Coming soon: One Stop Garden Spot Calendar on the Memphis Horticulture Society website. Our new member, Kim Halyak, is going to be the chairman in charge of compiling information to be placed on our website so all members can find any garden activity that they may want to check out.
Blast from the Past
From the Memphis Horticultural Society’s Horticultural Notebook, July 1986, Ornamental Grasses by Barbara Taylor
Barbara Taylor Grasses, Graminaeae, represent the most important plant family on earth, since they produce all the cereal grains. The ornamental grasses are a group of plants which have only recently become popular, and we are finally seeing more of their use in both private and public landscaping. The German nurseries have been growing grasses for years, and many plants we plant here came from them.
Grasses are used as specimens, for massing, and screening. Each grass has its own character. They offer textures unlike anything else in a garden, and either compliment or are complimented by other plants. The flowers are used for indoor winter bouquets. Flowers of some grasses go through different color changes which add to their interest. Some flowers open with exact timing. Grasses are most admired during the flower display, generally late summer or early fall. The seeds assume many sizes and shapes. Plants can also make rustling sounds that the breezes create passing through the foliage which adds another dimension to the garden. In strong winds, these grasses bending over create dramatic “moving” features. In winter, grasses are exciting because the dried plants persist until late winter. The only time they are of no interest is in early spring.

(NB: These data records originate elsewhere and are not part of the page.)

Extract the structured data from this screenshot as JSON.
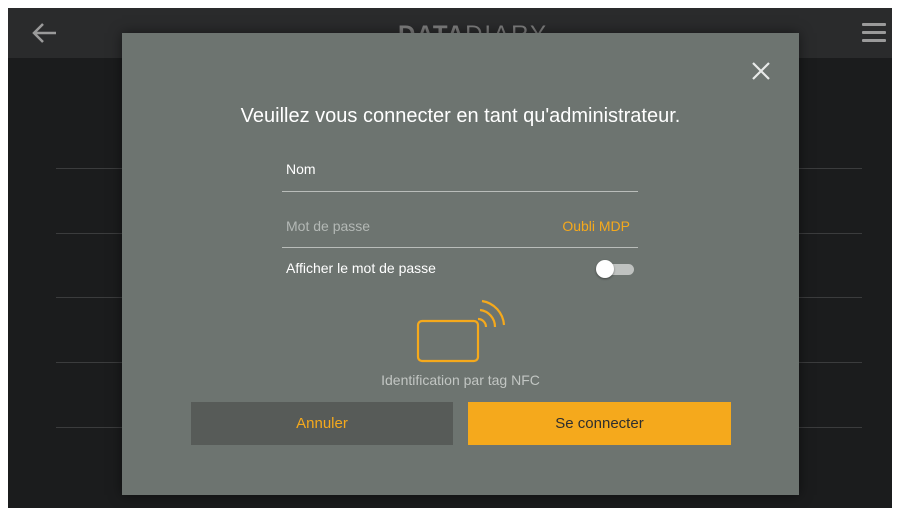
{
  "app": {
    "logo_bold": "DATA",
    "logo_light": "DIARY",
    "accent_color": "#f5a91c",
    "back_icon": "arrow-left-icon",
    "menu_icon": "hamburger-menu-icon"
  },
  "dialog": {
    "title": "Veuillez vous connecter en tant qu'administrateur.",
    "close_icon": "close-icon",
    "name_field": {
      "placeholder": "Nom",
      "value": ""
    },
    "password_field": {
      "placeholder": "Mot de passe",
      "value": ""
    },
    "forgot_link": "Oubli MDP",
    "show_password_label": "Afficher le mot de passe",
    "show_password_enabled": false,
    "nfc_icon": "nfc-card-icon",
    "nfc_label": "Identification par tag NFC",
    "cancel_label": "Annuler",
    "connect_label": "Se connecter"
  }
}
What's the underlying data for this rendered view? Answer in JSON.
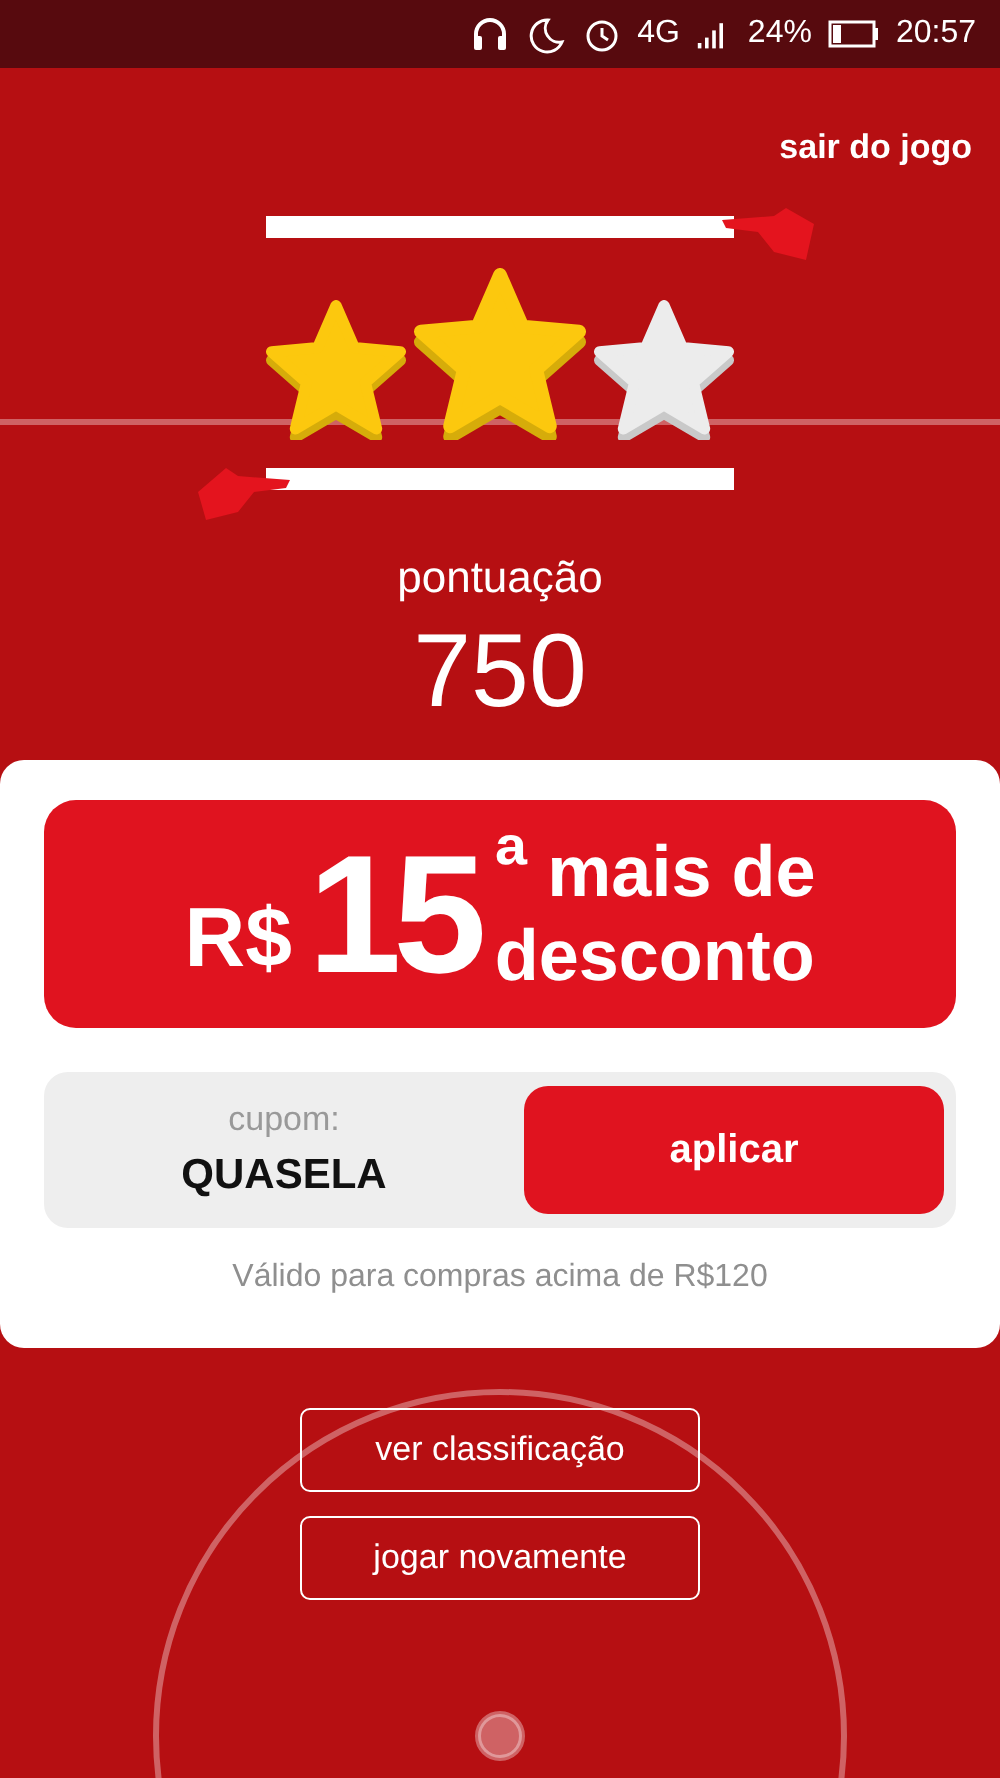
{
  "status_bar": {
    "network": "4G",
    "battery": "24%",
    "time": "20:57"
  },
  "exit_link": "sair do jogo",
  "stars": 2,
  "score_label": "pontuação",
  "score": "750",
  "promo": {
    "currency": "R$",
    "amount": "15",
    "ordinal": "ª",
    "line_1": "mais de",
    "line_2": "desconto"
  },
  "coupon": {
    "label": "cupom:",
    "code": "QUASELA",
    "button": "aplicar"
  },
  "note": "Válido para compras acima de R$120",
  "buttons": [
    "ver classificação",
    "jogar novamente"
  ]
}
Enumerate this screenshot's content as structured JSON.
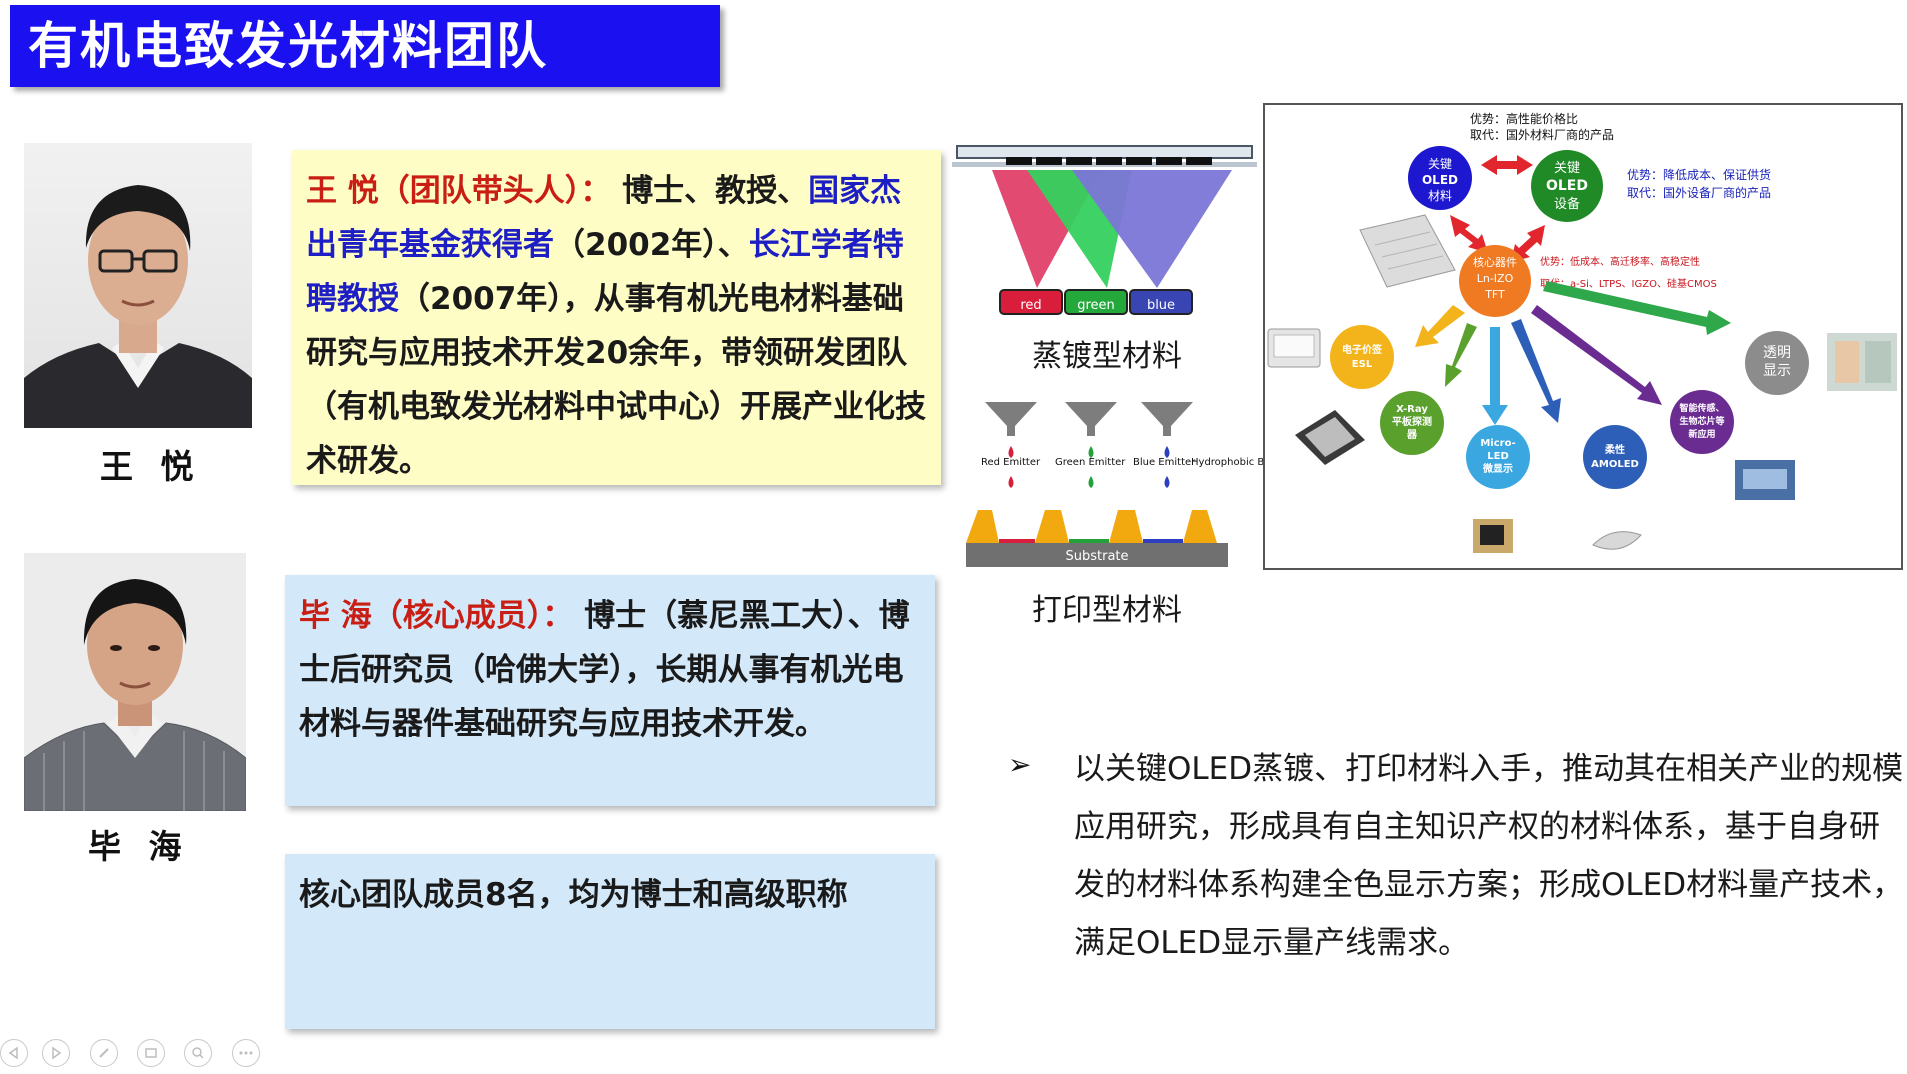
{
  "title": "有机电致发光材料团队",
  "people": [
    {
      "caption": "王  悦",
      "card": {
        "name_role": "王  悦（团队带头人）：",
        "part1": "  博士、教授、",
        "honor1": "国家杰出青年基金获得者",
        "part2": "（2002年）、",
        "honor2": "长江学者特聘教授",
        "part3": "（2007年），从事有机光电材料基础研究与应用技术开发20余年，带领研发团队（有机电致发光材料中试中心）开展产业化技术研发。"
      }
    },
    {
      "caption": "毕  海",
      "card": {
        "name_role": "毕    海（核心成员）：",
        "part1": "  博士（慕尼黑工大）、博士后研究员（哈佛大学），长期从事有机光电材料与器件基础研究与应用技术开发。"
      }
    }
  ],
  "team_card": "核心团队成员8名，均为博士和高级职称",
  "process_captions": {
    "evaporation": "蒸镀型材料",
    "printing": "打印型材料"
  },
  "evaporation_figure": {
    "cup_labels": [
      "red",
      "green",
      "blue"
    ]
  },
  "printing_figure": {
    "emitters": [
      "Red Emitter",
      "Green Emitter",
      "Blue Emitter"
    ],
    "banks_label": "Hydrophobic Banks",
    "substrate_label": "Substrate"
  },
  "diagram": {
    "top_advantage": "优势：高性能价格比",
    "top_replace": "取代：国外材料厂商的产品",
    "node_material": [
      "关键",
      "OLED",
      "材料"
    ],
    "node_equipment": [
      "关键",
      "OLED",
      "设备"
    ],
    "equipment_advantage": "优势：降低成本、保证供货",
    "equipment_replace": "取代：国外设备厂商的产品",
    "core_device": [
      "核心器件",
      "Ln-IZO",
      "TFT"
    ],
    "core_advantage": "优势：低成本、高迁移率、高稳定性",
    "core_replace": "取代：a-Si、LTPS、IGZO、硅基CMOS",
    "applications": [
      {
        "lines": [
          "电子价签",
          "ESL"
        ],
        "color": "#f3b41b"
      },
      {
        "lines": [
          "X-Ray",
          "平板探测",
          "器"
        ],
        "color": "#5aa02c"
      },
      {
        "lines": [
          "Micro-",
          "LED",
          "微显示"
        ],
        "color": "#3aa7e0"
      },
      {
        "lines": [
          "柔性",
          "AMOLED"
        ],
        "color": "#2e5fb8"
      },
      {
        "lines": [
          "智能传感、",
          "生物芯片等",
          "新应用"
        ],
        "color": "#6b2c91"
      },
      {
        "lines": [
          "透明",
          "显示"
        ],
        "color": "#8c8c8c"
      }
    ]
  },
  "bullet_symbol": "➢",
  "bullet_text": "以关键OLED蒸镀、打印材料入手，推动其在相关产业的规模应用研究，形成具有自主知识产权的材料体系，基于自身研发的材料体系构建全色显示方案；形成OLED材料量产技术，满足OLED显示量产线需求。",
  "nav_icons": [
    "prev-icon",
    "next-icon",
    "pen-icon",
    "slides-icon",
    "zoom-icon",
    "more-icon"
  ],
  "colors": {
    "title_bg": "#1a10f0",
    "card_yellow": "#fffdc6",
    "card_blue": "#d3e9fa",
    "red_text": "#c81e14",
    "blue_text": "#1d1fc4"
  }
}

The best grasses for the garden form tight clumps, rather than spread, but it depends on the plant usage. Most varieties require full sun and good drainage. The wind is used for the pollination of flowers, Grasses do not need pruning during the growing season, they only grow so tall and get thicker. Large plants should be cut down each winter. Grasses benefit from an early dose of high nitrogen fertilizer. They are commonly propagated by division and seed.
- May is International Respect for Chickens Month.
- May was once considered a bad month to get married. There was a poem that said, “Marry in May and you’ll rue the day.”
- In response to May 1st being Labor Day, the first World Troops Congress in Argentina in 1066 named May 2nd as International Day of Idleness.
- In any given year, no month ever begins or ends on the same day of the week as May does.
- Question: Since olives are officially a fruit, is olive oil actually fruit juice?
Quotes Worth Quoting
“Horticulturally, the month of May is opening night, Homecoming, and Graduation Day all rolled into one.”—Tom Mossman
“April is a promise that May is bound to keep”—Hal Bourland
“The world’s favorite season is spring. All things seem possible in May.”—Edwin Wayteale
“If it’s drama you sigh for, plant a garden and you’ll get it. You will know the thrill of battle fighting foes that beset it. If you long for entertainment and pagentry most glowing, plant a garden and this summer spend you time with green things growing—Edwin A. Guest, "Plant a Garden"
“Spring – an experience in immortality— Henry D. Thoreau
” A little madness in the spring is wholesome even for the King— Emily Dickinson